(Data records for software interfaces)
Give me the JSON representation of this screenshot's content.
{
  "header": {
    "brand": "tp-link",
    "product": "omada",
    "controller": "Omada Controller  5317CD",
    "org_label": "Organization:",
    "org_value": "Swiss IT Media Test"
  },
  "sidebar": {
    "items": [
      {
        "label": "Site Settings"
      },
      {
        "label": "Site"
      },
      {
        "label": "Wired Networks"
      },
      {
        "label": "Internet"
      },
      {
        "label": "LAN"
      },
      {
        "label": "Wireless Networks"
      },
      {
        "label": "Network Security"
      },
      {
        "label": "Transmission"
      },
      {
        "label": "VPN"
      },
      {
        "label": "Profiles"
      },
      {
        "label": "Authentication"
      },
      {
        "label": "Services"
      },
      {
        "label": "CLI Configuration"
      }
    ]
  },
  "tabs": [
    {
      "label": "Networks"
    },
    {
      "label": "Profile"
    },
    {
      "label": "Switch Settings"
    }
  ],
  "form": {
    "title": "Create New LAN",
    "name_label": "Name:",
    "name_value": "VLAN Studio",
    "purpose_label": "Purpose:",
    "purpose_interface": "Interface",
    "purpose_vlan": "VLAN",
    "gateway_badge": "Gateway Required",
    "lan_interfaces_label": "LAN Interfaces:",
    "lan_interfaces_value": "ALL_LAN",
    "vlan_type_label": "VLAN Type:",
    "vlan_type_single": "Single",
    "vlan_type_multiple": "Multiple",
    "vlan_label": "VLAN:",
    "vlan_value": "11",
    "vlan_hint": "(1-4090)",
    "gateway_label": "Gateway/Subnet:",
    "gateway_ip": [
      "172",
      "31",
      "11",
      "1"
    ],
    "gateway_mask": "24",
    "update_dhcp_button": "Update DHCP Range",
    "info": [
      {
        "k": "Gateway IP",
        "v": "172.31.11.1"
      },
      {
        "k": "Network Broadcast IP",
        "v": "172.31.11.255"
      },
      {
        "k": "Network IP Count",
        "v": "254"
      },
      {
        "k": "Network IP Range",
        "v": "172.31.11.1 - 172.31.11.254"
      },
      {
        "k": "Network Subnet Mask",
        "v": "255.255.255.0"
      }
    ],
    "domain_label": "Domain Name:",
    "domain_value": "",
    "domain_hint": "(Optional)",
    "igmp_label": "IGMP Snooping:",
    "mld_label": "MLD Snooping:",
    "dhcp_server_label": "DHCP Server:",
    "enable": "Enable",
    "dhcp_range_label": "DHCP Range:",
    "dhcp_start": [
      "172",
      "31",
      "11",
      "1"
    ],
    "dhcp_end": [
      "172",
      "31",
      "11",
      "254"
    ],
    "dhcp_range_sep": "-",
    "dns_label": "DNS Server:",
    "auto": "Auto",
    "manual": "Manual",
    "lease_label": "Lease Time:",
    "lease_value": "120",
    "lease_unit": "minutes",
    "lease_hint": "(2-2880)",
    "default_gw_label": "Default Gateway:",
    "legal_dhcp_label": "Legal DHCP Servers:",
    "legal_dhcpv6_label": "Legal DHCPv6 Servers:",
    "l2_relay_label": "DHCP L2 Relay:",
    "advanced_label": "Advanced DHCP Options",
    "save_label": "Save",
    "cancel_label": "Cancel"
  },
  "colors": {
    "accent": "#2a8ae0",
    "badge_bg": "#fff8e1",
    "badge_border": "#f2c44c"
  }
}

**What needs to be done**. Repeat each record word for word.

**Response to the exercise**.
Give me the JSON representation of this screenshot's content.
{
  "header": {
    "brand": "tp-link",
    "product": "omada",
    "controller": "Omada Controller  5317CD",
    "org_label": "Organization:",
    "org_value": "Swiss IT Media Test"
  },
  "sidebar": {
    "items": [
      {
        "label": "Site Settings"
      },
      {
        "label": "Site"
      },
      {
        "label": "Wired Networks"
      },
      {
        "label": "Internet"
      },
      {
        "label": "LAN"
      },
      {
        "label": "Wireless Networks"
      },
      {
        "label": "Network Security"
      },
      {
        "label": "Transmission"
      },
      {
        "label": "VPN"
      },
      {
        "label": "Profiles"
      },
      {
        "label": "Authentication"
      },
      {
        "label": "Services"
      },
      {
        "label": "CLI Configuration"
      }
    ]
  },
  "tabs": [
    {
      "label": "Networks"
    },
    {
      "label": "Profile"
    },
    {
      "label": "Switch Settings"
    }
  ],
  "form": {
    "title": "Create New LAN",
    "name_label": "Name:",
    "name_value": "VLAN Studio",
    "purpose_label": "Purpose:",
    "purpose_interface": "Interface",
    "purpose_vlan": "VLAN",
    "gateway_badge": "Gateway Required",
    "lan_interfaces_label": "LAN Interfaces:",
    "lan_interfaces_value": "ALL_LAN",
    "vlan_type_label": "VLAN Type:",
    "vlan_type_single": "Single",
    "vlan_type_multiple": "Multiple",
    "vlan_label": "VLAN:",
    "vlan_value": "11",
    "vlan_hint": "(1-4090)",
    "gateway_label": "Gateway/Subnet:",
    "gateway_ip": [
      "172",
      "31",
      "11",
      "1"
    ],
    "gateway_mask": "24",
    "update_dhcp_button": "Update DHCP Range",
    "info": [
      {
        "k": "Gateway IP",
        "v": "172.31.11.1"
      },
      {
        "k": "Network Broadcast IP",
        "v": "172.31.11.255"
      },
      {
        "k": "Network IP Count",
        "v": "254"
      },
      {
        "k": "Network IP Range",
        "v": "172.31.11.1 - 172.31.11.254"
      },
      {
        "k": "Network Subnet Mask",
        "v": "255.255.255.0"
      }
    ],
    "domain_label": "Domain Name:",
    "domain_value": "",
    "domain_hint": "(Optional)",
    "igmp_label": "IGMP Snooping:",
    "mld_label": "MLD Snooping:",
    "dhcp_server_label": "DHCP Server:",
    "enable": "Enable",
    "dhcp_range_label": "DHCP Range:",
    "dhcp_start": [
      "172",
      "31",
      "11",
      "1"
    ],
    "dhcp_end": [
      "172",
      "31",
      "11",
      "254"
    ],
    "dhcp_range_sep": "-",
    "dns_label": "DNS Server:",
    "auto": "Auto",
    "manual": "Manual",
    "lease_label": "Lease Time:",
    "lease_value": "120",
    "lease_unit": "minutes",
    "lease_hint": "(2-2880)",
    "default_gw_label": "Default Gateway:",
    "legal_dhcp_label": "Legal DHCP Servers:",
    "legal_dhcpv6_label": "Legal DHCPv6 Servers:",
    "l2_relay_label": "DHCP L2 Relay:",
    "advanced_label": "Advanced DHCP Options",
    "save_label": "Save",
    "cancel_label": "Cancel"
  },
  "colors": {
    "accent": "#2a8ae0",
    "badge_bg": "#fff8e1",
    "badge_border": "#f2c44c"
  }
}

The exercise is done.